The Ordnance QF 18 pounder was an 84mm (3.3in) field gun used by the British, Canadian, and Australian forces during World War I. Introduced in 1903, it saw combat action since the first year of the war, being used at the battles of Mons, First Marne, Le Cateau, etc. At the beginning it was used in the forward position, in the open field, as an enemy infantry killer, in the direct fire role; however, when the German began attacking and destroying the 18-pounders and their crews by the thousands, using howitzers that shot high explosive shells from hidden positions, the English changed their tactics, putting their field guns back, also in hidden positions, replacing the shrapnell shells for high explosive ones that exploded upon contact. But it never was quite as effective, as the German howitzers, against trenches and bunkers, for it had a flat trajectory.
Named after the shell it fired, which weighed 18 pounds, the QF 18 pounder had an effective range of 8.5 km and a muzzle velocity of 492 m/s. It was fitted with a screw breech and a hydro-pneumatic recoil system, and had a rate of fire of 20 rounds per minute.
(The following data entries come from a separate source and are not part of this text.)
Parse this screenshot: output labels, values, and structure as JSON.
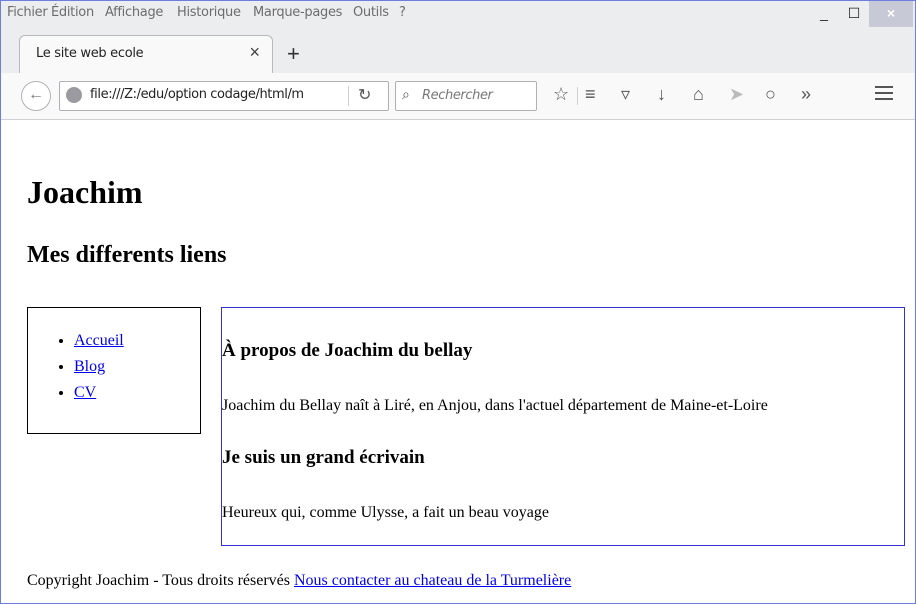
{
  "menubar": {
    "items": [
      "Fichier",
      "Édition",
      "Affichage",
      "Historique",
      "Marque-pages",
      "Outils",
      "?"
    ],
    "minimize": "_",
    "maximize": "☐",
    "close": "×"
  },
  "tab": {
    "title": "Le site web ecole",
    "close": "×",
    "new_tab": "+"
  },
  "navbar": {
    "url": "file:///Z:/edu/option codage/html/m",
    "search_placeholder": "Rechercher",
    "overflow": "»"
  },
  "page": {
    "title": "Joachim",
    "subtitle": "Mes differents liens",
    "nav_links": [
      "Accueil",
      "Blog",
      "CV"
    ],
    "section1_heading": "À propos de Joachim du bellay",
    "section1_text": "Joachim du Bellay naît à Liré, en Anjou, dans l'actuel département de Maine-et-Loire",
    "section2_heading": "Je suis un grand écrivain",
    "section2_text": "Heureux qui, comme Ulysse, a fait un beau voyage",
    "footer_text": "Copyright Joachim - Tous droits réservés",
    "footer_link": "Nous contacter au chateau de la Turmelière"
  },
  "colors": {
    "link": "#0000ee",
    "window_border": "#6c7ee0",
    "main_border": "#3232cc"
  }
}
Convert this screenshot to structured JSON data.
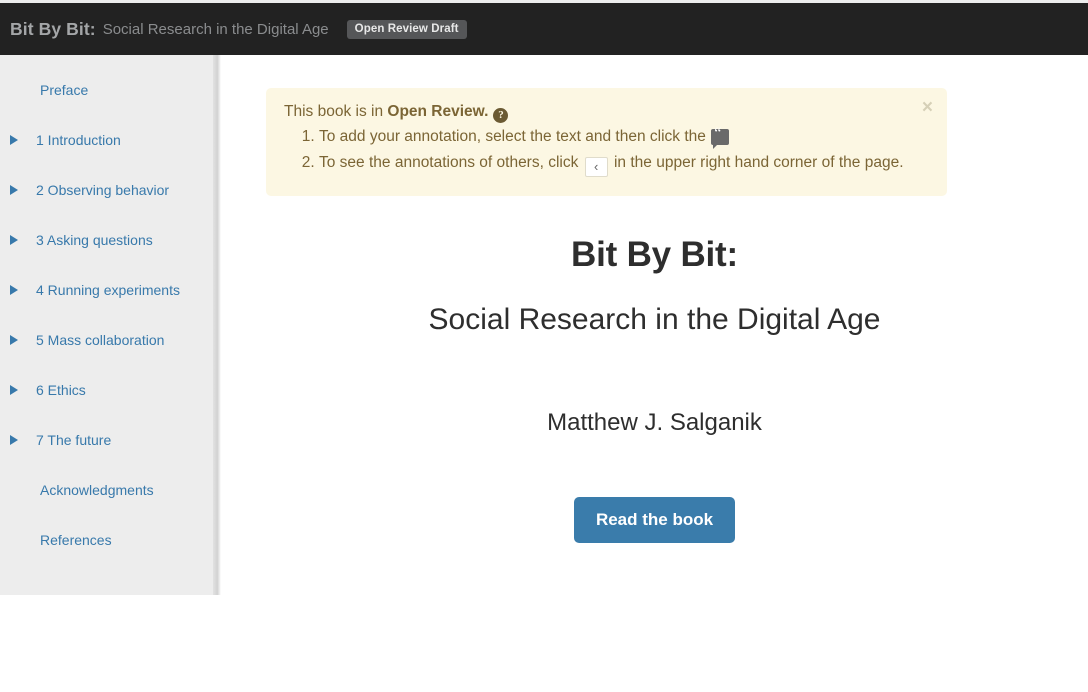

The gun was towed by horses and was operated by a crew of 6 men.
Weight: 1.38 tons
Barrel length: 2.34 m
Elevation: -5º to +16º